5 September - 19 December 2014
A huge masterpiece by the Renaissance artist Albrecht Dürer had been tucked away in storage for years. In 2014 was restored to its former splendour – and you could watch as the deft hands of the SMK conservators repaired tears, bumps, and discolorations.
A delicate, valuable work
Having a steady hand is extremely important when restoring art. Particularly when the work in question is a staggering 3 by 3.5 metres in size, 500 years old, extremely delicate – and very valuable. All these factors apply to The Arch of Honour of Maximilian I by the world-famous German Renaissance artist Albrecht Dürer (1471–1528).
Join us in the engine room
Over time the work has been exposed to harmful light and changing climate conditions.In the spring of 2015 Dürer’s huge, composite picture will once again see the light of day in an exhibition arranged by The Royal Collection of Graphic Art.
In order to prepare the work for display it was treated by the SMK conservators in an open workshop where all visitors could watch the work being done and keep tabs on the entire restoration process.
Symbols of power, ornaments, and great battles
The work was commissioned by Maximilian I, Holy Roman Emperor, and is a veritable cornucopia of symbols of power, beautiful ornaments, fabulous beasts, and narratives about the emperor’s great battles – all of it carefully orchestrated to celebrate and exalt the emperor.
Zoom in on the artwork to study its details
From 36 separate parts to a single work of art
The artwork comprises 36 large sheets of paper onto which the motif was printed using 195 carved wooden blocks. The work was originally stored in binders as 36 loose sheets, but in the mid-19th century the sheets were all glued up onto a canvas so that they constituted a single artwork – exactly as Dürer intended.
In order to prepare the work for exhibition the SMK conservators spent the entire autumn season treating it, brandishing scalpels, spatulas, brushes, water, enzymes, ethanol, Japanese repair paper, glues, and adhesives in their endeavours to separate the many sheets of paper, clean them, mend tiny tears and abrasions, and restored the work to good overall condition.
What the paper hid
Prior to the actual restoration, the artwork was analysed by means of photographic studies under various forms of light – including UV light, raking light (light emitted from the side) and transmitted light.
For example, photographs taken while transmitting light through the artwork revealed that the paper has a watermark showing a double-headed eagle wearing an imperial crown. This is the coat of arms of the Holy Roman Emperor. The watermark demonstrates the artwork’s close links to Maximilian I.
The conservators use enzymes
The conservators had to be very patient when they separated the many sheets of paper. This was because preliminary tests of the adhesives used to mount the leaves showned that the task of loosening and separating the leaves would be very difficult. The conservators had to use enzymes for the task, proceeding very slowly and with great care.
Great art on paper

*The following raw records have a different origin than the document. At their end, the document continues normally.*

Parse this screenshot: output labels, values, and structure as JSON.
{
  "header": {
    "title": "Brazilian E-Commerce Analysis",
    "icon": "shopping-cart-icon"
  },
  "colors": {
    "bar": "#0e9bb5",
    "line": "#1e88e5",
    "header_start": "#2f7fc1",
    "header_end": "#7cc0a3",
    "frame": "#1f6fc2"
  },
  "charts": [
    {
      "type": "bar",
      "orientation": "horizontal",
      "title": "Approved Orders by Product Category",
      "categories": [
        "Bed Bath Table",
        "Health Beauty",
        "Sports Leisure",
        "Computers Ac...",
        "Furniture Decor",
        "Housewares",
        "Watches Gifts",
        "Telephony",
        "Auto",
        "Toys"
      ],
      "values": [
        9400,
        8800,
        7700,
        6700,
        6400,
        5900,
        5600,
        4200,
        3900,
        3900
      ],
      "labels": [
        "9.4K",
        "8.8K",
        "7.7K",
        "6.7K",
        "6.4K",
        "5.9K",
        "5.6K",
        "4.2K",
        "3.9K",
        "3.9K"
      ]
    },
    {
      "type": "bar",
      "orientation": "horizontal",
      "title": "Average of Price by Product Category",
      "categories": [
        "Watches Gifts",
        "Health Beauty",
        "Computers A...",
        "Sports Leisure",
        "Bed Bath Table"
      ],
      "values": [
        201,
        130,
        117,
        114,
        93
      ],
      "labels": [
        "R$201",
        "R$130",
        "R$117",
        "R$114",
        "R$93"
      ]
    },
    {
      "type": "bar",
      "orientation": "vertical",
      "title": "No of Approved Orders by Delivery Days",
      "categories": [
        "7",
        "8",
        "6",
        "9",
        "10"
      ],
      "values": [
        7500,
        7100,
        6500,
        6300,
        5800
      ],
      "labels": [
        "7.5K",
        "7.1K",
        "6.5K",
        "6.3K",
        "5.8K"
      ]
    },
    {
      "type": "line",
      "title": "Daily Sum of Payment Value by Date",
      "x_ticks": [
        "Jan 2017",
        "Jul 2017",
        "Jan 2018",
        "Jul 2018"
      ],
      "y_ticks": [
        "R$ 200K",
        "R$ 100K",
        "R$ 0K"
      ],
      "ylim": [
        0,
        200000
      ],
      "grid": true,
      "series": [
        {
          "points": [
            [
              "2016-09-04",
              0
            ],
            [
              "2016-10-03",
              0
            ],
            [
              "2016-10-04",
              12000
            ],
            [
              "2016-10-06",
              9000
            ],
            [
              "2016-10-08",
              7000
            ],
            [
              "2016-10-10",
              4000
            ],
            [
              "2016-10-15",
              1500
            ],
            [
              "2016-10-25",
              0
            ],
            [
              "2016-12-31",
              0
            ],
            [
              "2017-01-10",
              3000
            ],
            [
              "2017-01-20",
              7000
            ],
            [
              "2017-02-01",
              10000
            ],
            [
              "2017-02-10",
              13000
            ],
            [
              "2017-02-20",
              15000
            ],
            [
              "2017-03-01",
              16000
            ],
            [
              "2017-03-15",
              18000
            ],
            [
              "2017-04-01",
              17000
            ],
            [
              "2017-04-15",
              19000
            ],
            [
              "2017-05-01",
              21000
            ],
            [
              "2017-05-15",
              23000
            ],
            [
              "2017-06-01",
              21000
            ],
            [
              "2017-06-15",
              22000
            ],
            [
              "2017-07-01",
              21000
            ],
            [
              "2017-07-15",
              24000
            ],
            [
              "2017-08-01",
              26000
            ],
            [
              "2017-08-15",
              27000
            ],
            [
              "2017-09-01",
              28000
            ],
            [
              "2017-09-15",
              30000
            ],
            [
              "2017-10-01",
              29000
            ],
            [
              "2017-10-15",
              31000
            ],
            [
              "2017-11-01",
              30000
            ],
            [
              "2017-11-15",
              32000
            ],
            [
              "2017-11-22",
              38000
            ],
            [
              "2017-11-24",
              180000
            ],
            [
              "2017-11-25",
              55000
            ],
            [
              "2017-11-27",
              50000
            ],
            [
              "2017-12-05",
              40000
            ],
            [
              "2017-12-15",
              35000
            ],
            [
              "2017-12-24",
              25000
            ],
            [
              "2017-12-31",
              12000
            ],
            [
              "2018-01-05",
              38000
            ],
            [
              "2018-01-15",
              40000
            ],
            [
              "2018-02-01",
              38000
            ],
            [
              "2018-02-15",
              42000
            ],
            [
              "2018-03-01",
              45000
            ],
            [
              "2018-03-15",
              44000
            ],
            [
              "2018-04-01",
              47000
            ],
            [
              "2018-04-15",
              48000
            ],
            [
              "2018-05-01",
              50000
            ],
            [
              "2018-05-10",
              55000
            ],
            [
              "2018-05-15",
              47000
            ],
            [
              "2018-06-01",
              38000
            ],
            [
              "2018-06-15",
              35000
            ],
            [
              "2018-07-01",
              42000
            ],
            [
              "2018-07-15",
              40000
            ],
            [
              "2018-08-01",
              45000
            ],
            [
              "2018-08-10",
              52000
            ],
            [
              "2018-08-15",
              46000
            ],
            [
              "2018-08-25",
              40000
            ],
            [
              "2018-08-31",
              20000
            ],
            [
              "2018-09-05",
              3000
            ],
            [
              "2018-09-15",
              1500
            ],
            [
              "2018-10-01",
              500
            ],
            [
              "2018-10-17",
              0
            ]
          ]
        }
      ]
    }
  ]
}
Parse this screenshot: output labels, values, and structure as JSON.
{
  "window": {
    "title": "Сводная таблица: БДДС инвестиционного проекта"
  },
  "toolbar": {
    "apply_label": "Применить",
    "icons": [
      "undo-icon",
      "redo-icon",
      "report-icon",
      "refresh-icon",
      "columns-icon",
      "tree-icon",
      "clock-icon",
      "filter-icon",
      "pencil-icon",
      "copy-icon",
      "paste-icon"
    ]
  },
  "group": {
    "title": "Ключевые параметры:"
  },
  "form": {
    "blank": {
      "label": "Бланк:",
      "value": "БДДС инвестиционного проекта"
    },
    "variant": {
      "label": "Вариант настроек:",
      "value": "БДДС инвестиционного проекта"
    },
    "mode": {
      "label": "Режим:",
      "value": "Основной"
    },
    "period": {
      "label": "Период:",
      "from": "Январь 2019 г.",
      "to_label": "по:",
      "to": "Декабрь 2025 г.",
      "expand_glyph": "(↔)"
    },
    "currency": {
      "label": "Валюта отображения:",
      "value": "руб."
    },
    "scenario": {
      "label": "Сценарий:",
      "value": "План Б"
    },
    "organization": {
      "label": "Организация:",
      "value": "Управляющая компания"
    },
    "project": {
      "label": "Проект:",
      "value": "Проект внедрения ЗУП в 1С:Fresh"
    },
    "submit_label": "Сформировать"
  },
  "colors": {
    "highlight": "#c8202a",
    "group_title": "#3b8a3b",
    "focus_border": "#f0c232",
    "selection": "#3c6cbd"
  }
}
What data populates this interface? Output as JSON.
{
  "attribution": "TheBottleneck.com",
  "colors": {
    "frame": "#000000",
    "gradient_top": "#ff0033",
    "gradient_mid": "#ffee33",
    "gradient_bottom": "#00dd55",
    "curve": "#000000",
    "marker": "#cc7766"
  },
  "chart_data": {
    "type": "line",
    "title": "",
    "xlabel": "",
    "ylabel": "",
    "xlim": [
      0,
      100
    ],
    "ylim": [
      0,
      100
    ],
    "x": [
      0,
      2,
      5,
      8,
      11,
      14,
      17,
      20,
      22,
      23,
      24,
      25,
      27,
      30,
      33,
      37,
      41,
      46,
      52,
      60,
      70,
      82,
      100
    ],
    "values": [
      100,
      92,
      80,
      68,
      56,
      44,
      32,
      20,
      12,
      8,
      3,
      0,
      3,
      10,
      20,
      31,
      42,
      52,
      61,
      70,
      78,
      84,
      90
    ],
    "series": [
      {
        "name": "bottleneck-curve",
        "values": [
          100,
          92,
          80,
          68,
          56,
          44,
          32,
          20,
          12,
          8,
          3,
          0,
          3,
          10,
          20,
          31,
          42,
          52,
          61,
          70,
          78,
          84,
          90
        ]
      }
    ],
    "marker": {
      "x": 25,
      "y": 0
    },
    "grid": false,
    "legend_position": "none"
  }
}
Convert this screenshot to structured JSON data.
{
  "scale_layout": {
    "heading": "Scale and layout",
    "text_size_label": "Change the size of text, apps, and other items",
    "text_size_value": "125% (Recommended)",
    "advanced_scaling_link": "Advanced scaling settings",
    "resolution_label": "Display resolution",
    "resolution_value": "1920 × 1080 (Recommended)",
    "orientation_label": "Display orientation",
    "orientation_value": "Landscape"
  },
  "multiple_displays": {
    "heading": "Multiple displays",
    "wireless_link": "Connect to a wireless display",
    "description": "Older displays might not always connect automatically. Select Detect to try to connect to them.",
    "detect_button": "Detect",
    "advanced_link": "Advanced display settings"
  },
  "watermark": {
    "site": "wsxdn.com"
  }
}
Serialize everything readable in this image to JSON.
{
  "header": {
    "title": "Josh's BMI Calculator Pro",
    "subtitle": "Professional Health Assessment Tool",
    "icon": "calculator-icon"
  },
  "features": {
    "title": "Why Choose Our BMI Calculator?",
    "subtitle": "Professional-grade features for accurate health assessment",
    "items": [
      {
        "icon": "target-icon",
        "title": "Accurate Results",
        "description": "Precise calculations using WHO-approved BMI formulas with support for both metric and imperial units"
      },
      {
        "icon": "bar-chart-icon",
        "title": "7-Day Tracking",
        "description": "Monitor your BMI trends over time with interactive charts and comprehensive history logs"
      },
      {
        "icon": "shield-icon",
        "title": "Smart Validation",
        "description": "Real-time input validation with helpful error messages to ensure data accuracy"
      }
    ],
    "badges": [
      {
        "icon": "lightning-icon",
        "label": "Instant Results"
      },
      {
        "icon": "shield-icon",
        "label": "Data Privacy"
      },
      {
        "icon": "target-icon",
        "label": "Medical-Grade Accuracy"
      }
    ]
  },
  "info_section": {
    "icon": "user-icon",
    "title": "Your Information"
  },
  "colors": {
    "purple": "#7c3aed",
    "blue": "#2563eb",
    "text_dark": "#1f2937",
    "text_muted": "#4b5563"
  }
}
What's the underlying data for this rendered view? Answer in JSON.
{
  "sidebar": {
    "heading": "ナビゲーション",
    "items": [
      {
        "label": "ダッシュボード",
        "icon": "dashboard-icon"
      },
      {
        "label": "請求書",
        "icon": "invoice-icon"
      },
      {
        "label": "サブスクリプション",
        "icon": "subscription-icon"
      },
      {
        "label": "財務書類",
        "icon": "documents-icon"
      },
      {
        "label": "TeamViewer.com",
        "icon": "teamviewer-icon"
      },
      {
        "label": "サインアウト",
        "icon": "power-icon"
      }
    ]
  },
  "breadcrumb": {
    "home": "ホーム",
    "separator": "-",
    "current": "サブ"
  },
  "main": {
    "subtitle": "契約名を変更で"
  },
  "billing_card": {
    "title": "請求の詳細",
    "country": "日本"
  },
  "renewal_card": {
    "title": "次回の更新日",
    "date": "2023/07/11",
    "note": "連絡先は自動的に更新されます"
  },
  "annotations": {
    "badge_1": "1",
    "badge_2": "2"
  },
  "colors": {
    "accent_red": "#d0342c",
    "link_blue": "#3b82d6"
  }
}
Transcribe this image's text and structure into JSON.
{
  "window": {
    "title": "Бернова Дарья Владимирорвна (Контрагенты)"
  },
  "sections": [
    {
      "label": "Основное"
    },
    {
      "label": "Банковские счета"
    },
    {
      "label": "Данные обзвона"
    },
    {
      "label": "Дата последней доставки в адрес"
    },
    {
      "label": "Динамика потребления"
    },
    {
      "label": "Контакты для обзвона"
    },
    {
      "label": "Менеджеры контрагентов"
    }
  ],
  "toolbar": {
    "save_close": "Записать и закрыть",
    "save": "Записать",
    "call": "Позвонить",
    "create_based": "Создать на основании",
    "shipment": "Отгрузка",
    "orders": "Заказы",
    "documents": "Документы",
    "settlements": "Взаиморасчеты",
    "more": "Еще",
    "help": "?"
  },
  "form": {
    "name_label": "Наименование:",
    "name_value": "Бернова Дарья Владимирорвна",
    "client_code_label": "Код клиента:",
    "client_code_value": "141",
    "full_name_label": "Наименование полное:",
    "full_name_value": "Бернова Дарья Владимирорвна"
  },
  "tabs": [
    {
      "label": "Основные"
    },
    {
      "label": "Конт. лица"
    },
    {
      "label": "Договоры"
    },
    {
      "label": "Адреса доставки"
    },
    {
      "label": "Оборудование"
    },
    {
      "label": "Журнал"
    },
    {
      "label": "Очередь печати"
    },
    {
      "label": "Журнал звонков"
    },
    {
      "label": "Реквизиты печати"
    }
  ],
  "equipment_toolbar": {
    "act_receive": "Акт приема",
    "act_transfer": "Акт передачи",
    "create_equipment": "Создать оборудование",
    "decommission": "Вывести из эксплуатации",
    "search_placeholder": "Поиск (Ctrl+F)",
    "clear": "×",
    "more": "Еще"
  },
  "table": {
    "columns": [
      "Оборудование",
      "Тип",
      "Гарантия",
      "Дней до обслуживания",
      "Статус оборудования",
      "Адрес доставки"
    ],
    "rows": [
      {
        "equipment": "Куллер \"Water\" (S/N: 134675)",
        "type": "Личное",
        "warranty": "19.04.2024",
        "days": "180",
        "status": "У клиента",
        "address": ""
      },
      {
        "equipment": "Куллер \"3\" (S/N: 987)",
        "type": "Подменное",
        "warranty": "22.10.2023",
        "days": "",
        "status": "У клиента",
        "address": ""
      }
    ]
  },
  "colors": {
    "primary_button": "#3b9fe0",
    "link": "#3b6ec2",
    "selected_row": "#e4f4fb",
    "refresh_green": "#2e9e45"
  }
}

Dürer’s masterpiece is part of the Royal Collection of Graphic Art – the museum’s collection of art on paper. The collection encompasses more than 240,000 artworks. These artworks vary greatly in nature, from 15th century prints and drawings to works by leading modernists and cutting-edge contemporary art.